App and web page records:
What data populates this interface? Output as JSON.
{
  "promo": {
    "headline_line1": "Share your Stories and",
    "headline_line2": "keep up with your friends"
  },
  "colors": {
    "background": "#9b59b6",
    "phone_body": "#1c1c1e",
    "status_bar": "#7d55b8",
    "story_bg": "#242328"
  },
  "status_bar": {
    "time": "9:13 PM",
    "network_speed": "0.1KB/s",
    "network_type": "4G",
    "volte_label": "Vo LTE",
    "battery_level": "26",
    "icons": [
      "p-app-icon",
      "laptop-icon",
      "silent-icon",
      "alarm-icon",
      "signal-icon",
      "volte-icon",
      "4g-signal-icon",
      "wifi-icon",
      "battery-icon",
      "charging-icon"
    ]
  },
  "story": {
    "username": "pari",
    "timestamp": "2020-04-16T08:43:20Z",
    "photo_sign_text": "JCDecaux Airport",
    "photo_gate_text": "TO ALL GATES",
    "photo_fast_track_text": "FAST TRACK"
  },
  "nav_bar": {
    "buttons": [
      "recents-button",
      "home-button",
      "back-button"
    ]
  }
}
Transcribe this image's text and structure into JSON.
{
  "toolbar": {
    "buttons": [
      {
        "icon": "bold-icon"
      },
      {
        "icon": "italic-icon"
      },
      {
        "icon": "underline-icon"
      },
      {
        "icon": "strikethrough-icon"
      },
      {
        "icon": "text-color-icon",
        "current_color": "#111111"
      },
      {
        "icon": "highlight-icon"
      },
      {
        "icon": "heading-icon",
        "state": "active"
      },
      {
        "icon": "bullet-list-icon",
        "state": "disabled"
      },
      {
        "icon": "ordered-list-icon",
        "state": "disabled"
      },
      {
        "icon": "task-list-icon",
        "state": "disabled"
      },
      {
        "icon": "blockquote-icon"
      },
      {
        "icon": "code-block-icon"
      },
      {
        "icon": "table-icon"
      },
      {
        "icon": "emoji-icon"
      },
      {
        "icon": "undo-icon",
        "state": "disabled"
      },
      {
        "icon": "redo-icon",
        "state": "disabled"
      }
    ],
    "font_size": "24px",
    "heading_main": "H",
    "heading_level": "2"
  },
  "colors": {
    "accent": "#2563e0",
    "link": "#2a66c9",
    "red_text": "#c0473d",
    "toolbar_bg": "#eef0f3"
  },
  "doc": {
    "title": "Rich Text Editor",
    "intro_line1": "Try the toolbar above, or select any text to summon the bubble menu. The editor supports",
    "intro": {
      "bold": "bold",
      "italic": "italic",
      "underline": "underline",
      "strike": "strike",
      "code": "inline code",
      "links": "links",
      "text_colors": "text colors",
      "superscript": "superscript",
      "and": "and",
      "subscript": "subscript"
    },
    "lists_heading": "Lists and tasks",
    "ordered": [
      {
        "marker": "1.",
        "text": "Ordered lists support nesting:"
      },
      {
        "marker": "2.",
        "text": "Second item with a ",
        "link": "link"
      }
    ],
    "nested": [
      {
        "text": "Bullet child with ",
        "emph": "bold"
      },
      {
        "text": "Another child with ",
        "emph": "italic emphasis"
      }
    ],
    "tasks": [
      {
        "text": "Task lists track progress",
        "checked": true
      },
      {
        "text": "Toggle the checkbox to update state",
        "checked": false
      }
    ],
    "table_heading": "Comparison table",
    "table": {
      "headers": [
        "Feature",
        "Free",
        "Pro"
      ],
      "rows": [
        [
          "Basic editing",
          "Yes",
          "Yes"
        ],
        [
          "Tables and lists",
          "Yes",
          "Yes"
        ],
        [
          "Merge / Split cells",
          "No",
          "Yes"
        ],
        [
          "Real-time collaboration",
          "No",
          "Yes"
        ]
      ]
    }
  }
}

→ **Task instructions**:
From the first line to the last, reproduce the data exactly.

→ **Answer to the problem**:
What data populates this interface? Output as JSON.
{
  "promo": {
    "headline_line1": "Share your Stories and",
    "headline_line2": "keep up with your friends"
  },
  "colors": {
    "background": "#9b59b6",
    "phone_body": "#1c1c1e",
    "status_bar": "#7d55b8",
    "story_bg": "#242328"
  },
  "status_bar": {
    "time": "9:13 PM",
    "network_speed": "0.1KB/s",
    "network_type": "4G",
    "volte_label": "Vo LTE",
    "battery_level": "26",
    "icons": [
      "p-app-icon",
      "laptop-icon",
      "silent-icon",
      "alarm-icon",
      "signal-icon",
      "volte-icon",
      "4g-signal-icon",
      "wifi-icon",
      "battery-icon",
      "charging-icon"
    ]
  },
  "story": {
    "username": "pari",
    "timestamp": "2020-04-16T08:43:20Z",
    "photo_sign_text": "JCDecaux Airport",
    "photo_gate_text": "TO ALL GATES",
    "photo_fast_track_text": "FAST TRACK"
  },
  "nav_bar": {
    "buttons": [
      "recents-button",
      "home-button",
      "back-button"
    ]
  }
}
Transcribe this image's text and structure into JSON.
{
  "toolbar": {
    "buttons": [
      {
        "icon": "bold-icon"
      },
      {
        "icon": "italic-icon"
      },
      {
        "icon": "underline-icon"
      },
      {
        "icon": "strikethrough-icon"
      },
      {
        "icon": "text-color-icon",
        "current_color": "#111111"
      },
      {
        "icon": "highlight-icon"
      },
      {
        "icon": "heading-icon",
        "state": "active"
      },
      {
        "icon": "bullet-list-icon",
        "state": "disabled"
      },
      {
        "icon": "ordered-list-icon",
        "state": "disabled"
      },
      {
        "icon": "task-list-icon",
        "state": "disabled"
      },
      {
        "icon": "blockquote-icon"
      },
      {
        "icon": "code-block-icon"
      },
      {
        "icon": "table-icon"
      },
      {
        "icon": "emoji-icon"
      },
      {
        "icon": "undo-icon",
        "state": "disabled"
      },
      {
        "icon": "redo-icon",
        "state": "disabled"
      }
    ],
    "font_size": "24px",
    "heading_main": "H",
    "heading_level": "2"
  },
  "colors": {
    "accent": "#2563e0",
    "link": "#2a66c9",
    "red_text": "#c0473d",
    "toolbar_bg": "#eef0f3"
  },
  "doc": {
    "title": "Rich Text Editor",
    "intro_line1": "Try the toolbar above, or select any text to summon the bubble menu. The editor supports",
    "intro": {
      "bold": "bold",
      "italic": "italic",
      "underline": "underline",
      "strike": "strike",
      "code": "inline code",
      "links": "links",
      "text_colors": "text colors",
      "superscript": "superscript",
      "and": "and",
      "subscript": "subscript"
    },
    "lists_heading": "Lists and tasks",
    "ordered": [
      {
        "marker": "1.",
        "text": "Ordered lists support nesting:"
      },
      {
        "marker": "2.",
        "text": "Second item with a ",
        "link": "link"
      }
    ],
    "nested": [
      {
        "text": "Bullet child with ",
        "emph": "bold"
      },
      {
        "text": "Another child with ",
        "emph": "italic emphasis"
      }
    ],
    "tasks": [
      {
        "text": "Task lists track progress",
        "checked": true
      },
      {
        "text": "Toggle the checkbox to update state",
        "checked": false
      }
    ],
    "table_heading": "Comparison table",
    "table": {
      "headers": [
        "Feature",
        "Free",
        "Pro"
      ],
      "rows": [
        [
          "Basic editing",
          "Yes",
          "Yes"
        ],
        [
          "Tables and lists",
          "Yes",
          "Yes"
        ],
        [
          "Merge / Split cells",
          "No",
          "Yes"
        ],
        [
          "Real-time collaboration",
          "No",
          "Yes"
        ]
      ]
    }
  }
}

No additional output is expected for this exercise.